EXERCISE DIRECTIONS ▸ Please return the whole listing word for word.
*** SUPPLIED DATA Section Begins ***
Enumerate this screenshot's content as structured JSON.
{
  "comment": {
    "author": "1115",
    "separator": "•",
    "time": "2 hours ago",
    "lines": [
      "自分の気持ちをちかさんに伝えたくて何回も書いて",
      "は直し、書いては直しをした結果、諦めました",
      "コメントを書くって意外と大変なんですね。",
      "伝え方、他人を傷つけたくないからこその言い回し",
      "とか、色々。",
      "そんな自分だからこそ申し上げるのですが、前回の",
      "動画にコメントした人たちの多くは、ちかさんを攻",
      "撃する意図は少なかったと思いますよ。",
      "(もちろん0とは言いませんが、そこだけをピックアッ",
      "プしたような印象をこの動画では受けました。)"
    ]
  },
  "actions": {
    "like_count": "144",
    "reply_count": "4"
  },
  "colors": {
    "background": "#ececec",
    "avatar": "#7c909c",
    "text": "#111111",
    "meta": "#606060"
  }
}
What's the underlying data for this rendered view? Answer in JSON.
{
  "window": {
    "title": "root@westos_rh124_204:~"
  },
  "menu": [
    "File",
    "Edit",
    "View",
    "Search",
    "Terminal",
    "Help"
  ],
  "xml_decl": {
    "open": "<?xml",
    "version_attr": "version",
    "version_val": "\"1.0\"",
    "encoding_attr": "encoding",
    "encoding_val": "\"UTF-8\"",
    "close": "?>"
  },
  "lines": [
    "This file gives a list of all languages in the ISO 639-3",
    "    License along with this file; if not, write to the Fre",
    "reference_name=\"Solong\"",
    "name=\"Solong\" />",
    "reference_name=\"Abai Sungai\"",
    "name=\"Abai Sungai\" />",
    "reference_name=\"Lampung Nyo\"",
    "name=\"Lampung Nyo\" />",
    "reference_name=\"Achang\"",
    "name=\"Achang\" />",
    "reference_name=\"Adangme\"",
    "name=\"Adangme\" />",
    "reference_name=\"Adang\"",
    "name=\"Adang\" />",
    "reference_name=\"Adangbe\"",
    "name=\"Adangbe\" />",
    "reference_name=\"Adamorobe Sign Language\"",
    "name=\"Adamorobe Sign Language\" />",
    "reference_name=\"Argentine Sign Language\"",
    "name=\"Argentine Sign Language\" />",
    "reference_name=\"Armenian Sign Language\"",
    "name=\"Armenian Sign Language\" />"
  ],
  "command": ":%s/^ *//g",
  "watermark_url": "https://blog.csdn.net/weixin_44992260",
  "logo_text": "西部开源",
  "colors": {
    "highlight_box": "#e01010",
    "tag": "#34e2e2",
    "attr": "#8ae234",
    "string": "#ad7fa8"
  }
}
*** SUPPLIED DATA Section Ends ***
TASK RESULT ▸
Enumerate this screenshot's content as structured JSON.
{
  "comment": {
    "author": "1115",
    "separator": "•",
    "time": "2 hours ago",
    "lines": [
      "自分の気持ちをちかさんに伝えたくて何回も書いて",
      "は直し、書いては直しをした結果、諦めました",
      "コメントを書くって意外と大変なんですね。",
      "伝え方、他人を傷つけたくないからこその言い回し",
      "とか、色々。",
      "そんな自分だからこそ申し上げるのですが、前回の",
      "動画にコメントした人たちの多くは、ちかさんを攻",
      "撃する意図は少なかったと思いますよ。",
      "(もちろん0とは言いませんが、そこだけをピックアッ",
      "プしたような印象をこの動画では受けました。)"
    ]
  },
  "actions": {
    "like_count": "144",
    "reply_count": "4"
  },
  "colors": {
    "background": "#ececec",
    "avatar": "#7c909c",
    "text": "#111111",
    "meta": "#606060"
  }
}
What's the underlying data for this rendered view? Answer in JSON.
{
  "window": {
    "title": "root@westos_rh124_204:~"
  },
  "menu": [
    "File",
    "Edit",
    "View",
    "Search",
    "Terminal",
    "Help"
  ],
  "xml_decl": {
    "open": "<?xml",
    "version_attr": "version",
    "version_val": "\"1.0\"",
    "encoding_attr": "encoding",
    "encoding_val": "\"UTF-8\"",
    "close": "?>"
  },
  "lines": [
    "This file gives a list of all languages in the ISO 639-3",
    "    License along with this file; if not, write to the Fre",
    "reference_name=\"Solong\"",
    "name=\"Solong\" />",
    "reference_name=\"Abai Sungai\"",
    "name=\"Abai Sungai\" />",
    "reference_name=\"Lampung Nyo\"",
    "name=\"Lampung Nyo\" />",
    "reference_name=\"Achang\"",
    "name=\"Achang\" />",
    "reference_name=\"Adangme\"",
    "name=\"Adangme\" />",
    "reference_name=\"Adang\"",
    "name=\"Adang\" />",
    "reference_name=\"Adangbe\"",
    "name=\"Adangbe\" />",
    "reference_name=\"Adamorobe Sign Language\"",
    "name=\"Adamorobe Sign Language\" />",
    "reference_name=\"Argentine Sign Language\"",
    "name=\"Argentine Sign Language\" />",
    "reference_name=\"Armenian Sign Language\"",
    "name=\"Armenian Sign Language\" />"
  ],
  "command": ":%s/^ *//g",
  "watermark_url": "https://blog.csdn.net/weixin_44992260",
  "logo_text": "西部开源",
  "colors": {
    "highlight_box": "#e01010",
    "tag": "#34e2e2",
    "attr": "#8ae234",
    "string": "#ad7fa8"
  }
}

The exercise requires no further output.